First and foremost, you should always ensure you are visible to other drivers and pedestrians. Always wear fluorescent clothing, even in daylight, as well as reflective garments at night. It should also go without saying that you should use lights at night, or on days when the weather is particularly bad and visibility is limited.

Protective headgear

Although the effectiveness of cycling helmets has come under question, we would recommend always wearing one in order to prevent injury should you be involved in an accident. Helmets should always be securely strapped underneath the chin, and the pads inside should make contact with your head all the way around.

No distractions

We know the journey to and from work can be a bit dull without music, but wearing headphones while on your bike can be dangerous. When cycling, it is best to avoid using devices that could be a distraction, as they can limit your awareness of nearby cars and other road users.

Have confidence

Believe it or not, your confidence levels are likely to have a huge impact on the way you ride. Yes, taking risks like darting out in front of cars or running red lights are an obvious no-no, but similarly, being too cautious by riding too slowly, or hesitating at junctions, can be just as risky. Always ensure you read up on the dos and don’ts of road safety, and consider all aspects of your journeys  before setting off.

Distance to kerb

Although you always want to give cars enough room, never cycle too close to the kerb. Ensure you have adequate space on your left, even if you feel drivers behind you may be getting impatient. Giving yourself this space will help you to avoid running into drain covers - not to mention the fact you’ll help drivers know when it’s safe to pass you.

Eye contact

This might sound a bit odd to those unfamiliar with the concept, but it is helpful to make eye contact with drivers so they know you have seen them - and vice versa.
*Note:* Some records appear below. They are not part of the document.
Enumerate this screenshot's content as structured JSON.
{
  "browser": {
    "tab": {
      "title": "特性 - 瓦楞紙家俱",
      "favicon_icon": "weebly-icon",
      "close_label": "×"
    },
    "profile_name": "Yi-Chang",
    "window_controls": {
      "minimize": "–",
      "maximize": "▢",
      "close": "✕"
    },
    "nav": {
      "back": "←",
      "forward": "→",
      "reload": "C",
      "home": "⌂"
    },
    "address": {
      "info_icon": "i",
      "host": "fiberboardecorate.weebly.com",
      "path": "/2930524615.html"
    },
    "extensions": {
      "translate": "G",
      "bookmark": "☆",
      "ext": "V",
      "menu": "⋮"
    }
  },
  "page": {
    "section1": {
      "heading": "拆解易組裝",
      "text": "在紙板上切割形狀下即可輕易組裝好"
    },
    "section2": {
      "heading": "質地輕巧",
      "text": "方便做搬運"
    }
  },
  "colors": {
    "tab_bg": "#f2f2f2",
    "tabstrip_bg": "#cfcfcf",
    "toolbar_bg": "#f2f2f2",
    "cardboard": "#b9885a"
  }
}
This way, you’ll know you can make a manoeuvre without any risk of crashing.

Similarly, it’s important you make your intentions clear to motorists by using the appropriate hand signals. Give fellow road users plenty of time to react to your planned move to prevent a collision. It could also be worth practising the act of looking over your shoulder while indicating with your hand, as this can quite often be difficult to master.

Play by the rules

While the actions of motorists can very often leave cyclists in danger, there is no denying that those riding the bikes can also put themselves at risk. Having a degree of cycling etiquette is key for staying safe, and keeping those around you happy. Follow our top tips to ensure you are playing by the rules:

  • Use cycle lanes when appropriate. Although this is not compulsory, doing so is likely to make your journey much safer than without, particularly if you are not the most confident cyclist.
  • Never weave in and out of traffic without signalling, and do not change direction suddenly, as this can be particularly dangerous for fellow road users.
  • Always ensure you have pedestrians at the forefront of your mind, and use your bell to inform others of your presence.